(Dataset rows for apps and sites)
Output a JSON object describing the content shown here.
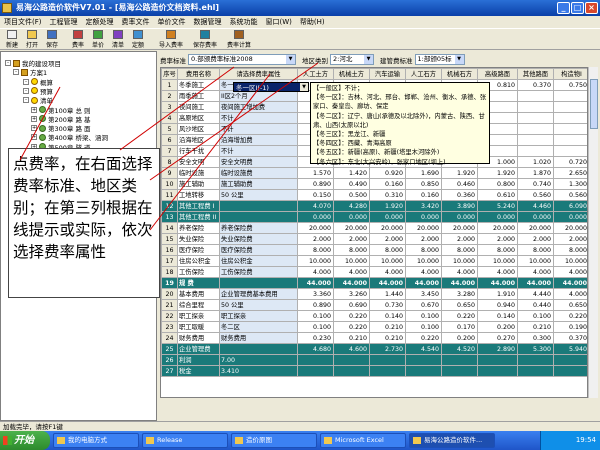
{
  "window": {
    "title": "易海公路造价软件V7.01 - [易海公路造价文档资料.ehl]"
  },
  "menu": [
    "项目文件(F)",
    "工程管理",
    "定额处理",
    "费率文件",
    "单价文件",
    "数据管理",
    "系统功能",
    "窗口(W)",
    "帮助(H)"
  ],
  "toolbar": [
    {
      "label": "新建",
      "icon": "new-file-icon"
    },
    {
      "label": "打开",
      "icon": "open-folder-icon"
    },
    {
      "label": "保存",
      "icon": "save-icon"
    },
    {
      "label": "费率",
      "icon": "rate-icon"
    },
    {
      "label": "单价",
      "icon": "price-icon"
    },
    {
      "label": "清单",
      "icon": "list-icon"
    },
    {
      "label": "定额",
      "icon": "quota-icon"
    },
    {
      "label": "导入费率",
      "icon": "import-rate-icon"
    },
    {
      "label": "保存费率",
      "icon": "save-rate-icon"
    },
    {
      "label": "费率计算",
      "icon": "calc-rate-icon"
    }
  ],
  "tree": [
    {
      "label": "我的建设项目",
      "indent": 0,
      "icon": "folder"
    },
    {
      "label": "方案1",
      "indent": 1,
      "icon": "folder"
    },
    {
      "label": "概算",
      "indent": 2,
      "icon": "gear"
    },
    {
      "label": "预算",
      "indent": 2,
      "icon": "gear"
    },
    {
      "label": "清单",
      "indent": 2,
      "icon": "gear"
    },
    {
      "label": "第100章  总    则",
      "indent": 3,
      "icon": "gear"
    },
    {
      "label": "第200章  路    基",
      "indent": 3,
      "icon": "gear"
    },
    {
      "label": "第300章  路    面",
      "indent": 3,
      "icon": "gear"
    },
    {
      "label": "第400章  桥梁、涵洞",
      "indent": 3,
      "icon": "gear"
    },
    {
      "label": "第500章  隧    道",
      "indent": 3,
      "icon": "gear"
    },
    {
      "label": "第600章  安全设施及预埋管线",
      "indent": 3,
      "icon": "gear"
    }
  ],
  "callout": {
    "text": "点费率，在右面选择费率标准、地区类别；在第三列根据在线提示或实际，依次选择费率属性"
  },
  "controls": {
    "rate_std_label": "费率标准",
    "rate_std_value": "0.部颁费率标准2008",
    "region_label": "地区类别",
    "region_value": "2:河北",
    "calc_label": "建管费标准",
    "calc_value": "1:部颁05标"
  },
  "table": {
    "headers": [
      "序号",
      "费用名称",
      "请选择费率属性",
      "人工土方",
      "机械土方",
      "汽车运输",
      "人工石方",
      "机械石方",
      "高级路面",
      "其他路面",
      "构造物I",
      "构"
    ],
    "rows": [
      {
        "n": "1",
        "name": "冬季施工",
        "attr": "冬一区I(-1)",
        "v": [
          "0.760",
          "1.170",
          "0.210",
          "0.150",
          "0.210",
          "0.810",
          "0.370",
          "0.750"
        ],
        "style": ""
      },
      {
        "n": "2",
        "name": "雨季施工",
        "attr": "II区2个月",
        "v": [
          "",
          "",
          "",
          "",
          "",
          "",
          "",
          ""
        ],
        "style": ""
      },
      {
        "n": "3",
        "name": "夜间施工",
        "attr": "夜间施工增加费",
        "v": [
          "",
          "",
          "",
          "",
          "",
          "",
          "",
          ""
        ],
        "style": ""
      },
      {
        "n": "4",
        "name": "高原地区",
        "attr": "不计",
        "v": [
          "",
          "",
          "",
          "",
          "",
          "",
          "",
          ""
        ],
        "style": ""
      },
      {
        "n": "5",
        "name": "风沙地区",
        "attr": "不计",
        "v": [
          "",
          "",
          "",
          "",
          "",
          "",
          "",
          ""
        ],
        "style": ""
      },
      {
        "n": "6",
        "name": "沿海地区",
        "attr": "沿海增加费",
        "v": [
          "",
          "",
          "",
          "",
          "",
          "",
          "",
          ""
        ],
        "style": ""
      },
      {
        "n": "7",
        "name": "行车干扰",
        "attr": "不计",
        "v": [
          "",
          "",
          "",
          "",
          "",
          "",
          "",
          ""
        ],
        "style": ""
      },
      {
        "n": "8",
        "name": "安全文明",
        "attr": "安全文明费",
        "v": [
          "0.590",
          "0.590",
          "0.210",
          "0.590",
          "0.590",
          "1.000",
          "1.020",
          "0.720"
        ],
        "style": ""
      },
      {
        "n": "9",
        "name": "临时设施",
        "attr": "临时设施费",
        "v": [
          "1.570",
          "1.420",
          "0.920",
          "1.690",
          "1.920",
          "1.920",
          "1.870",
          "2.650"
        ],
        "style": ""
      },
      {
        "n": "10",
        "name": "施工辅助",
        "attr": "施工辅助费",
        "v": [
          "0.890",
          "0.490",
          "0.160",
          "0.850",
          "0.460",
          "0.800",
          "0.740",
          "1.300"
        ],
        "style": ""
      },
      {
        "n": "11",
        "name": "工地转移",
        "attr": "50 公里",
        "v": [
          "0.150",
          "0.500",
          "0.310",
          "0.160",
          "0.360",
          "0.610",
          "0.560",
          "0.560"
        ],
        "style": ""
      },
      {
        "n": "12",
        "name": "其他工程费 I",
        "attr": "",
        "v": [
          "4.070",
          "4.280",
          "1.920",
          "3.420",
          "3.890",
          "5.240",
          "4.460",
          "6.090"
        ],
        "style": "teal"
      },
      {
        "n": "13",
        "name": "其他工程费 II",
        "attr": "",
        "v": [
          "0.000",
          "0.000",
          "0.000",
          "0.000",
          "0.000",
          "0.000",
          "0.000",
          "0.000"
        ],
        "style": "teal"
      },
      {
        "n": "14",
        "name": "养老保险",
        "attr": "养老保险费",
        "v": [
          "20.000",
          "20.000",
          "20.000",
          "20.000",
          "20.000",
          "20.000",
          "20.000",
          "20.000"
        ],
        "style": ""
      },
      {
        "n": "15",
        "name": "失业保险",
        "attr": "失业保险费",
        "v": [
          "2.000",
          "2.000",
          "2.000",
          "2.000",
          "2.000",
          "2.000",
          "2.000",
          "2.000"
        ],
        "style": ""
      },
      {
        "n": "16",
        "name": "医疗保险",
        "attr": "医疗保险费",
        "v": [
          "8.000",
          "8.000",
          "8.000",
          "8.000",
          "8.000",
          "8.000",
          "8.000",
          "8.000"
        ],
        "style": ""
      },
      {
        "n": "17",
        "name": "住房公积金",
        "attr": "住房公积金",
        "v": [
          "10.000",
          "10.000",
          "10.000",
          "10.000",
          "10.000",
          "10.000",
          "10.000",
          "10.000"
        ],
        "style": ""
      },
      {
        "n": "18",
        "name": "工伤保险",
        "attr": "工伤保险费",
        "v": [
          "4.000",
          "4.000",
          "4.000",
          "4.000",
          "4.000",
          "4.000",
          "4.000",
          "4.000"
        ],
        "style": ""
      },
      {
        "n": "19",
        "name": "规    费",
        "attr": "",
        "v": [
          "44.000",
          "44.000",
          "44.000",
          "44.000",
          "44.000",
          "44.000",
          "44.000",
          "44.000"
        ],
        "style": "teal bold"
      },
      {
        "n": "20",
        "name": "基本费用",
        "attr": "企业管理费基本费用",
        "v": [
          "3.360",
          "3.260",
          "1.440",
          "3.450",
          "3.280",
          "1.910",
          "4.440",
          "4.000"
        ],
        "style": ""
      },
      {
        "n": "21",
        "name": "综合里程",
        "attr": "50 公里",
        "v": [
          "0.890",
          "0.690",
          "0.730",
          "0.670",
          "0.650",
          "0.940",
          "0.440",
          "0.650"
        ],
        "style": ""
      },
      {
        "n": "22",
        "name": "职工探亲",
        "attr": "职工探亲",
        "v": [
          "0.100",
          "0.220",
          "0.140",
          "0.100",
          "0.220",
          "0.140",
          "0.100",
          "0.220"
        ],
        "style": ""
      },
      {
        "n": "23",
        "name": "职工取暖",
        "attr": "冬二区",
        "v": [
          "0.100",
          "0.220",
          "0.210",
          "0.100",
          "0.170",
          "0.200",
          "0.210",
          "0.190"
        ],
        "style": ""
      },
      {
        "n": "24",
        "name": "财务费用",
        "attr": "财务费用",
        "v": [
          "0.230",
          "0.210",
          "0.210",
          "0.220",
          "0.200",
          "0.270",
          "0.300",
          "0.370"
        ],
        "style": ""
      },
      {
        "n": "25",
        "name": "企业管理费",
        "attr": "",
        "v": [
          "4.680",
          "4.600",
          "2.730",
          "4.540",
          "4.520",
          "2.890",
          "5.300",
          "5.940"
        ],
        "style": "teal"
      },
      {
        "n": "26",
        "name": "利润",
        "attr": "7.00",
        "v": [
          "",
          "",
          "",
          "",
          "",
          "",
          "",
          ""
        ],
        "style": "teal"
      },
      {
        "n": "27",
        "name": "税金",
        "attr": "3.410",
        "v": [
          "",
          "",
          "",
          "",
          "",
          "",
          "",
          ""
        ],
        "style": "teal"
      }
    ]
  },
  "dropdown": {
    "value": "冬一区I(-1)"
  },
  "tooltip": {
    "lines": [
      "【一般区】不计；",
      "【冬一区】：吉林、河北、邢台、邯郸、沧州、衡水、承德、张家口、秦皇岛、廊坊、保定",
      "【冬二区】：辽宁、唐山(承德及以北除外)，内蒙古、陕西、甘肃、山西(太原以北)",
      "【冬三区】：黑龙江、新疆",
      "【冬四区】：西藏、青海高原",
      "【冬五区】：新疆(高原)、新疆(塔里木河除外)",
      "【冬六区】：东北(大兴安岭)、张家口地区(坝上)"
    ]
  },
  "status": {
    "text": "加载完毕，请按F1键"
  },
  "taskbar": {
    "start": "开始",
    "tasks": [
      "我的电脑方式",
      "Release",
      "造价原图",
      "Microsoft Excel",
      "易海公路造价软件..."
    ],
    "time": "19:54"
  },
  "colors": {
    "title_bar": "#0a3fa8",
    "total_row": "#1a7a7a",
    "attr_col": "#dde8f5",
    "callout_line": "#d00000"
  }
}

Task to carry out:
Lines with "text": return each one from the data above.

Solution to the problem:
    "text": "点费率，在右面选择费率标准、地区类别；在第三列根据在线提示或实际，依次选择费率属性"
    "text": "加载完毕，请按F1键"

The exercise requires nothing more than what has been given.